Content starts

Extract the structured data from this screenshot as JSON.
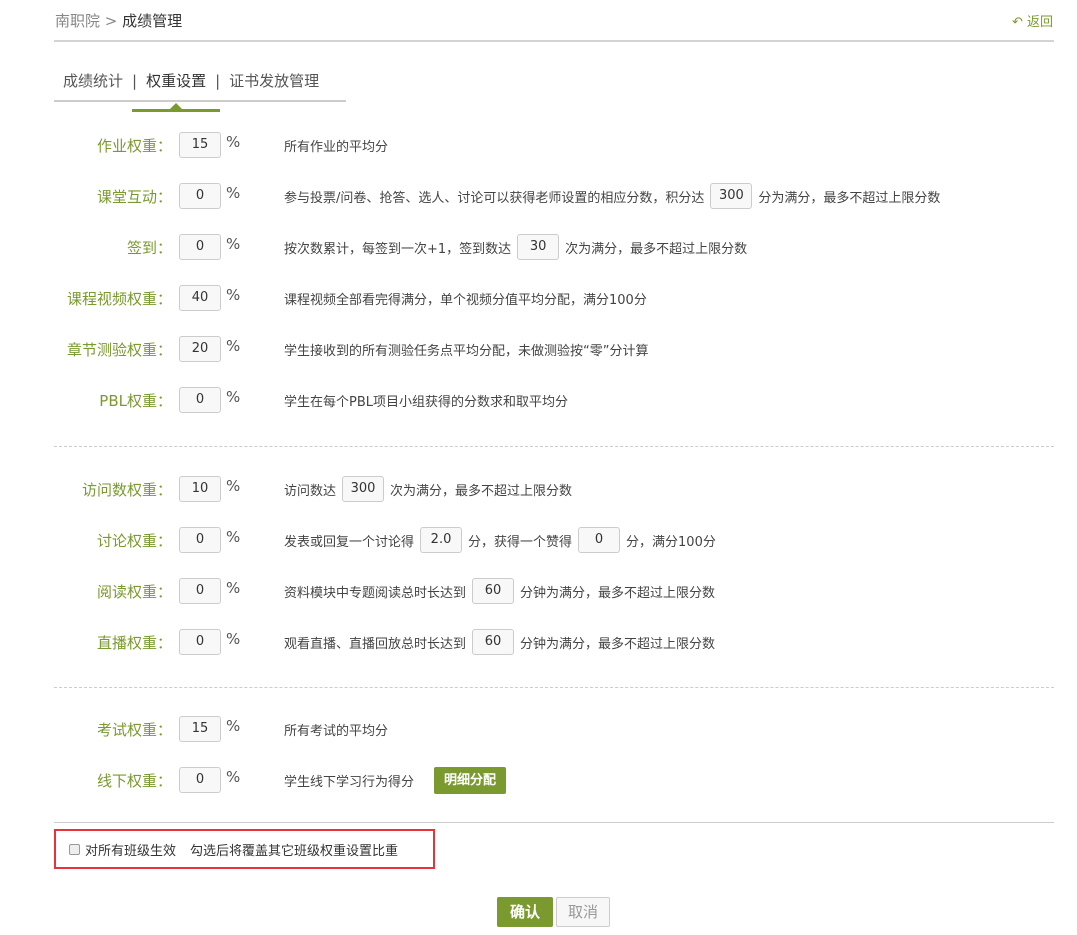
{
  "breadcrumb": {
    "root": "南职院",
    "sep": ">",
    "current": "成绩管理"
  },
  "back": "返回",
  "tabs": [
    "成绩统计",
    "权重设置",
    "证书发放管理"
  ],
  "tab_sep": "|",
  "rows": [
    {
      "label": "作业权重：",
      "value": "15",
      "desc": [
        "所有作业的平均分"
      ]
    },
    {
      "label": "课堂互动：",
      "value": "0",
      "desc": [
        "参与投票/问卷、抢答、选人、讨论可以获得老师设置的相应分数，积分达",
        "300",
        "分为满分，最多不超过上限分数"
      ]
    },
    {
      "label": "签到：",
      "value": "0",
      "desc": [
        "按次数累计，每签到一次+1，签到数达",
        "30",
        "次为满分，最多不超过上限分数"
      ]
    },
    {
      "label": "课程视频权重：",
      "value": "40",
      "desc": [
        "课程视频全部看完得满分，单个视频分值平均分配，满分100分"
      ]
    },
    {
      "label": "章节测验权重：",
      "value": "20",
      "desc": [
        "学生接收到的所有测验任务点平均分配，未做测验按“零”分计算"
      ]
    },
    {
      "label": "PBL权重：",
      "value": "0",
      "desc": [
        "学生在每个PBL项目小组获得的分数求和取平均分"
      ]
    },
    {
      "label": "访问数权重：",
      "value": "10",
      "desc": [
        "访问数达",
        "300",
        "次为满分，最多不超过上限分数"
      ]
    },
    {
      "label": "讨论权重：",
      "value": "0",
      "desc": [
        "发表或回复一个讨论得",
        "2.0",
        "分，获得一个赞得",
        "0",
        "分，满分100分"
      ]
    },
    {
      "label": "阅读权重：",
      "value": "0",
      "desc": [
        "资料模块中专题阅读总时长达到",
        "60",
        "分钟为满分，最多不超过上限分数"
      ]
    },
    {
      "label": "直播权重：",
      "value": "0",
      "desc": [
        "观看直播、直播回放总时长达到",
        "60",
        "分钟为满分，最多不超过上限分数"
      ]
    },
    {
      "label": "考试权重：",
      "value": "15",
      "desc": [
        "所有考试的平均分"
      ]
    },
    {
      "label": "线下权重：",
      "value": "0",
      "desc": [
        "学生线下学习行为得分"
      ],
      "button": "明细分配"
    }
  ],
  "percent": "%",
  "apply_all": {
    "label": "对所有班级生效",
    "hint": "勾选后将覆盖其它班级权重设置比重",
    "checked": false
  },
  "confirm": "确认",
  "cancel": "取消",
  "accent": "#7a9a2f"
}
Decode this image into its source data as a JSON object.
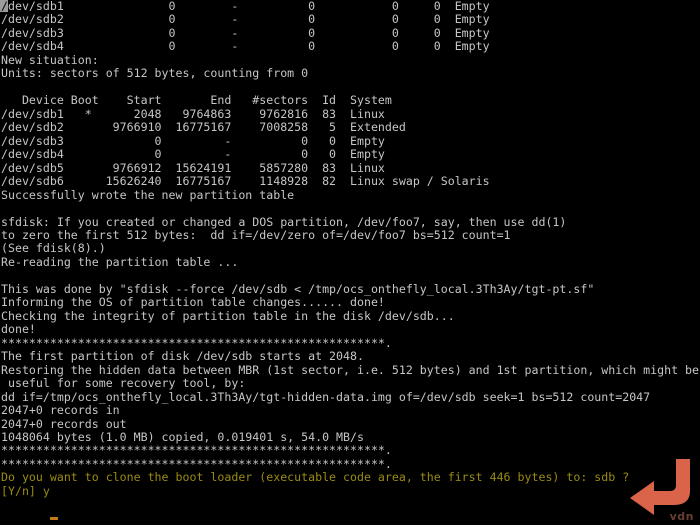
{
  "terminal": {
    "title": "Clonezilla sfdisk partition restore console",
    "colors": {
      "background": "#000000",
      "foreground": "#c6c6c6",
      "prompt_yellow": "#9a8b11",
      "cursor_block": "#9d9d9d",
      "cursor_underline": "#c07a18",
      "annotation_arrow": "#d9644a",
      "watermark": "#6a3f33"
    },
    "cursor": {
      "block_char": "/",
      "input_char": "y"
    },
    "annotation": {
      "arrow_icon": "curved-arrow-left-icon",
      "watermark_text": "vdn"
    },
    "old_table": {
      "rows": [
        {
          "device": "/dev/sdb1",
          "boot": "",
          "start": "0",
          "end": "-",
          "sectors": "0",
          "id": "0",
          "system": "Empty"
        },
        {
          "device": "/dev/sdb2",
          "boot": "",
          "start": "0",
          "end": "-",
          "sectors": "0",
          "id": "0",
          "system": "Empty"
        },
        {
          "device": "/dev/sdb3",
          "boot": "",
          "start": "0",
          "end": "-",
          "sectors": "0",
          "id": "0",
          "system": "Empty"
        },
        {
          "device": "/dev/sdb4",
          "boot": "",
          "start": "0",
          "end": "-",
          "sectors": "0",
          "id": "0",
          "system": "Empty"
        }
      ]
    },
    "new_table": {
      "heading": "New situation:",
      "units": "Units: sectors of 512 bytes, counting from 0",
      "columns": [
        "Device Boot",
        "Start",
        "End",
        "#sectors",
        "Id",
        "System"
      ],
      "rows": [
        {
          "device": "/dev/sdb1",
          "boot": "*",
          "start": "2048",
          "end": "9764863",
          "sectors": "9762816",
          "id": "83",
          "system": "Linux"
        },
        {
          "device": "/dev/sdb2",
          "boot": "",
          "start": "9766910",
          "end": "16775167",
          "sectors": "7008258",
          "id": "5",
          "system": "Extended"
        },
        {
          "device": "/dev/sdb3",
          "boot": "",
          "start": "0",
          "end": "-",
          "sectors": "0",
          "id": "0",
          "system": "Empty"
        },
        {
          "device": "/dev/sdb4",
          "boot": "",
          "start": "0",
          "end": "-",
          "sectors": "0",
          "id": "0",
          "system": "Empty"
        },
        {
          "device": "/dev/sdb5",
          "boot": "",
          "start": "9766912",
          "end": "15624191",
          "sectors": "5857280",
          "id": "83",
          "system": "Linux"
        },
        {
          "device": "/dev/sdb6",
          "boot": "",
          "start": "15626240",
          "end": "16775167",
          "sectors": "1148928",
          "id": "82",
          "system": "Linux swap / Solaris"
        }
      ]
    },
    "lines": [
      {
        "id": "l01",
        "cls": "",
        "text": "/dev/sdb1               0        -          0           0     0  Empty"
      },
      {
        "id": "l02",
        "cls": "",
        "text": "/dev/sdb2               0        -          0           0     0  Empty"
      },
      {
        "id": "l03",
        "cls": "",
        "text": "/dev/sdb3               0        -          0           0     0  Empty"
      },
      {
        "id": "l04",
        "cls": "",
        "text": "/dev/sdb4               0        -          0           0     0  Empty"
      },
      {
        "id": "l05",
        "cls": "",
        "text": "New situation:"
      },
      {
        "id": "l06",
        "cls": "",
        "text": "Units: sectors of 512 bytes, counting from 0"
      },
      {
        "id": "l07",
        "cls": "",
        "text": ""
      },
      {
        "id": "l08",
        "cls": "",
        "text": "   Device Boot    Start       End   #sectors  Id  System"
      },
      {
        "id": "l09",
        "cls": "",
        "text": "/dev/sdb1   *      2048   9764863    9762816  83  Linux"
      },
      {
        "id": "l10",
        "cls": "",
        "text": "/dev/sdb2       9766910  16775167    7008258   5  Extended"
      },
      {
        "id": "l11",
        "cls": "",
        "text": "/dev/sdb3             0         -          0   0  Empty"
      },
      {
        "id": "l12",
        "cls": "",
        "text": "/dev/sdb4             0         -          0   0  Empty"
      },
      {
        "id": "l13",
        "cls": "",
        "text": "/dev/sdb5       9766912  15624191    5857280  83  Linux"
      },
      {
        "id": "l14",
        "cls": "",
        "text": "/dev/sdb6      15626240  16775167    1148928  82  Linux swap / Solaris"
      },
      {
        "id": "l15",
        "cls": "",
        "text": "Successfully wrote the new partition table"
      },
      {
        "id": "l16",
        "cls": "",
        "text": ""
      },
      {
        "id": "l17",
        "cls": "",
        "text": "sfdisk: If you created or changed a DOS partition, /dev/foo7, say, then use dd(1)"
      },
      {
        "id": "l18",
        "cls": "",
        "text": "to zero the first 512 bytes:  dd if=/dev/zero of=/dev/foo7 bs=512 count=1"
      },
      {
        "id": "l19",
        "cls": "",
        "text": "(See fdisk(8).)"
      },
      {
        "id": "l20",
        "cls": "",
        "text": "Re-reading the partition table ..."
      },
      {
        "id": "l21",
        "cls": "",
        "text": ""
      },
      {
        "id": "l22",
        "cls": "",
        "text": "This was done by \"sfdisk --force /dev/sdb < /tmp/ocs_onthefly_local.3Th3Ay/tgt-pt.sf\""
      },
      {
        "id": "l23",
        "cls": "",
        "text": "Informing the OS of partition table changes...... done!"
      },
      {
        "id": "l24",
        "cls": "",
        "text": "Checking the integrity of partition table in the disk /dev/sdb..."
      },
      {
        "id": "l25",
        "cls": "",
        "text": "done!"
      },
      {
        "id": "l26",
        "cls": "stars",
        "text": "*******************************************************."
      },
      {
        "id": "l27",
        "cls": "",
        "text": "The first partition of disk /dev/sdb starts at 2048."
      },
      {
        "id": "l28",
        "cls": "",
        "text": "Restoring the hidden data between MBR (1st sector, i.e. 512 bytes) and 1st partition, which might be"
      },
      {
        "id": "l29",
        "cls": "",
        "text": " useful for some recovery tool, by:"
      },
      {
        "id": "l30",
        "cls": "",
        "text": "dd if=/tmp/ocs_onthefly_local.3Th3Ay/tgt-hidden-data.img of=/dev/sdb seek=1 bs=512 count=2047"
      },
      {
        "id": "l31",
        "cls": "",
        "text": "2047+0 records in"
      },
      {
        "id": "l32",
        "cls": "",
        "text": "2047+0 records out"
      },
      {
        "id": "l33",
        "cls": "",
        "text": "1048064 bytes (1.0 MB) copied, 0.019401 s, 54.0 MB/s"
      },
      {
        "id": "l34",
        "cls": "stars",
        "text": "*******************************************************."
      },
      {
        "id": "l35",
        "cls": "stars",
        "text": "*******************************************************."
      },
      {
        "id": "l36",
        "cls": "yellow",
        "text": "Do you want to clone the boot loader (executable code area, the first 446 bytes) to: sdb ?"
      },
      {
        "id": "l37",
        "cls": "yellow",
        "text": "[Y/n] y"
      }
    ]
  }
}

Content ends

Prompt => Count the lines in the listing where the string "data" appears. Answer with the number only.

Result below => 4